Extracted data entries
-- Opening Marker --
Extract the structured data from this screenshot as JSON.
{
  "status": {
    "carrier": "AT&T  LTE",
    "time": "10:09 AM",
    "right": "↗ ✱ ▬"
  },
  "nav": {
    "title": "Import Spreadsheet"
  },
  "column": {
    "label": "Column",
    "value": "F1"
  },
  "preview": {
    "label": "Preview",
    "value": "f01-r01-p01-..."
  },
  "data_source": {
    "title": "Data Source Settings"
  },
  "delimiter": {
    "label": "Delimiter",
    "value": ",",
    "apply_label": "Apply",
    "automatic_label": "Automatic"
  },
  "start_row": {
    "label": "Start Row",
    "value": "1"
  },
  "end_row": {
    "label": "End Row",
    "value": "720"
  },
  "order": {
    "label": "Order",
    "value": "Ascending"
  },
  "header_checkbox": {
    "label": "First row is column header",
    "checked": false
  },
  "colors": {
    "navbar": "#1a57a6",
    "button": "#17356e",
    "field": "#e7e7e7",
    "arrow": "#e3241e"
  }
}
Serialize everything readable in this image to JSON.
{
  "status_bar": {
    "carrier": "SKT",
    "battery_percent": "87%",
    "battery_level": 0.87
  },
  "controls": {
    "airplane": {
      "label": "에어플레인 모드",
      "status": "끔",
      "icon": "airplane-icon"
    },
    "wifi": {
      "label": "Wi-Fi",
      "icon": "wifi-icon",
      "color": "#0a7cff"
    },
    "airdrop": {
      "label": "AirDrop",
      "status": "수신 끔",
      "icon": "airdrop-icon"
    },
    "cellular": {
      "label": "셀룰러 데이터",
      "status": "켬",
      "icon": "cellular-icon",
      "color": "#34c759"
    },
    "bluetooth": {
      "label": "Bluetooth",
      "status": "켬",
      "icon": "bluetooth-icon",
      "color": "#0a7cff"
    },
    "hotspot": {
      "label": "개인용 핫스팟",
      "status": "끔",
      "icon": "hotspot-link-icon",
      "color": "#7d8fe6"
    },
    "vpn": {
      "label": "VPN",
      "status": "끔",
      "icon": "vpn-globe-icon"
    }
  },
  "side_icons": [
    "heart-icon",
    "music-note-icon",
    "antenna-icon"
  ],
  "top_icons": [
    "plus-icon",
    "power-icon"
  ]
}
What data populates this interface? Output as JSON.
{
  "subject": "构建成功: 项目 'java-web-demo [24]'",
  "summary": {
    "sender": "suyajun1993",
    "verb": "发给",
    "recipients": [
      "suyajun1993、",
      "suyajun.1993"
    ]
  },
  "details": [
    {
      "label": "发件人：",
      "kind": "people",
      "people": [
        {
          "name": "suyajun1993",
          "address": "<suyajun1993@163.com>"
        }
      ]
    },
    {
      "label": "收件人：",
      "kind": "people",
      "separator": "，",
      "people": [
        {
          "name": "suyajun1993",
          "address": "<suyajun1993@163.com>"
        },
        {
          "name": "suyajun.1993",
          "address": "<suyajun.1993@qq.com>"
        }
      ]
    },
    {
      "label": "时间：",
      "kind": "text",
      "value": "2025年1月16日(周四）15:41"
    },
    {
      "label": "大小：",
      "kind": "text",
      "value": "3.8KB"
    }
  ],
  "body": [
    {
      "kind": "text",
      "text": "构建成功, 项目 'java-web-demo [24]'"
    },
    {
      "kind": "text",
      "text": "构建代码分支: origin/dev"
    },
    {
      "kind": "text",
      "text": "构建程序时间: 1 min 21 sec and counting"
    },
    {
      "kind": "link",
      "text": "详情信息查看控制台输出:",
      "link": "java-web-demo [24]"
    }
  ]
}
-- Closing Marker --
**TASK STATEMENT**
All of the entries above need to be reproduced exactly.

**RESPONSE TO THE EXERCISE**
Extract the structured data from this screenshot as JSON.
{
  "status": {
    "carrier": "AT&T  LTE",
    "time": "10:09 AM",
    "right": "↗ ✱ ▬"
  },
  "nav": {
    "title": "Import Spreadsheet"
  },
  "column": {
    "label": "Column",
    "value": "F1"
  },
  "preview": {
    "label": "Preview",
    "value": "f01-r01-p01-..."
  },
  "data_source": {
    "title": "Data Source Settings"
  },
  "delimiter": {
    "label": "Delimiter",
    "value": ",",
    "apply_label": "Apply",
    "automatic_label": "Automatic"
  },
  "start_row": {
    "label": "Start Row",
    "value": "1"
  },
  "end_row": {
    "label": "End Row",
    "value": "720"
  },
  "order": {
    "label": "Order",
    "value": "Ascending"
  },
  "header_checkbox": {
    "label": "First row is column header",
    "checked": false
  },
  "colors": {
    "navbar": "#1a57a6",
    "button": "#17356e",
    "field": "#e7e7e7",
    "arrow": "#e3241e"
  }
}
Serialize everything readable in this image to JSON.
{
  "status_bar": {
    "carrier": "SKT",
    "battery_percent": "87%",
    "battery_level": 0.87
  },
  "controls": {
    "airplane": {
      "label": "에어플레인 모드",
      "status": "끔",
      "icon": "airplane-icon"
    },
    "wifi": {
      "label": "Wi-Fi",
      "icon": "wifi-icon",
      "color": "#0a7cff"
    },
    "airdrop": {
      "label": "AirDrop",
      "status": "수신 끔",
      "icon": "airdrop-icon"
    },
    "cellular": {
      "label": "셀룰러 데이터",
      "status": "켬",
      "icon": "cellular-icon",
      "color": "#34c759"
    },
    "bluetooth": {
      "label": "Bluetooth",
      "status": "켬",
      "icon": "bluetooth-icon",
      "color": "#0a7cff"
    },
    "hotspot": {
      "label": "개인용 핫스팟",
      "status": "끔",
      "icon": "hotspot-link-icon",
      "color": "#7d8fe6"
    },
    "vpn": {
      "label": "VPN",
      "status": "끔",
      "icon": "vpn-globe-icon"
    }
  },
  "side_icons": [
    "heart-icon",
    "music-note-icon",
    "antenna-icon"
  ],
  "top_icons": [
    "plus-icon",
    "power-icon"
  ]
}
What data populates this interface? Output as JSON.
{
  "subject": "构建成功: 项目 'java-web-demo [24]'",
  "summary": {
    "sender": "suyajun1993",
    "verb": "发给",
    "recipients": [
      "suyajun1993、",
      "suyajun.1993"
    ]
  },
  "details": [
    {
      "label": "发件人：",
      "kind": "people",
      "people": [
        {
          "name": "suyajun1993",
          "address": "<suyajun1993@163.com>"
        }
      ]
    },
    {
      "label": "收件人：",
      "kind": "people",
      "separator": "，",
      "people": [
        {
          "name": "suyajun1993",
          "address": "<suyajun1993@163.com>"
        },
        {
          "name": "suyajun.1993",
          "address": "<suyajun.1993@qq.com>"
        }
      ]
    },
    {
      "label": "时间：",
      "kind": "text",
      "value": "2025年1月16日(周四）15:41"
    },
    {
      "label": "大小：",
      "kind": "text",
      "value": "3.8KB"
    }
  ],
  "body": [
    {
      "kind": "text",
      "text": "构建成功, 项目 'java-web-demo [24]'"
    },
    {
      "kind": "text",
      "text": "构建代码分支: origin/dev"
    },
    {
      "kind": "text",
      "text": "构建程序时间: 1 min 21 sec and counting"
    },
    {
      "kind": "link",
      "text": "详情信息查看控制台输出:",
      "link": "java-web-demo [24]"
    }
  ]
}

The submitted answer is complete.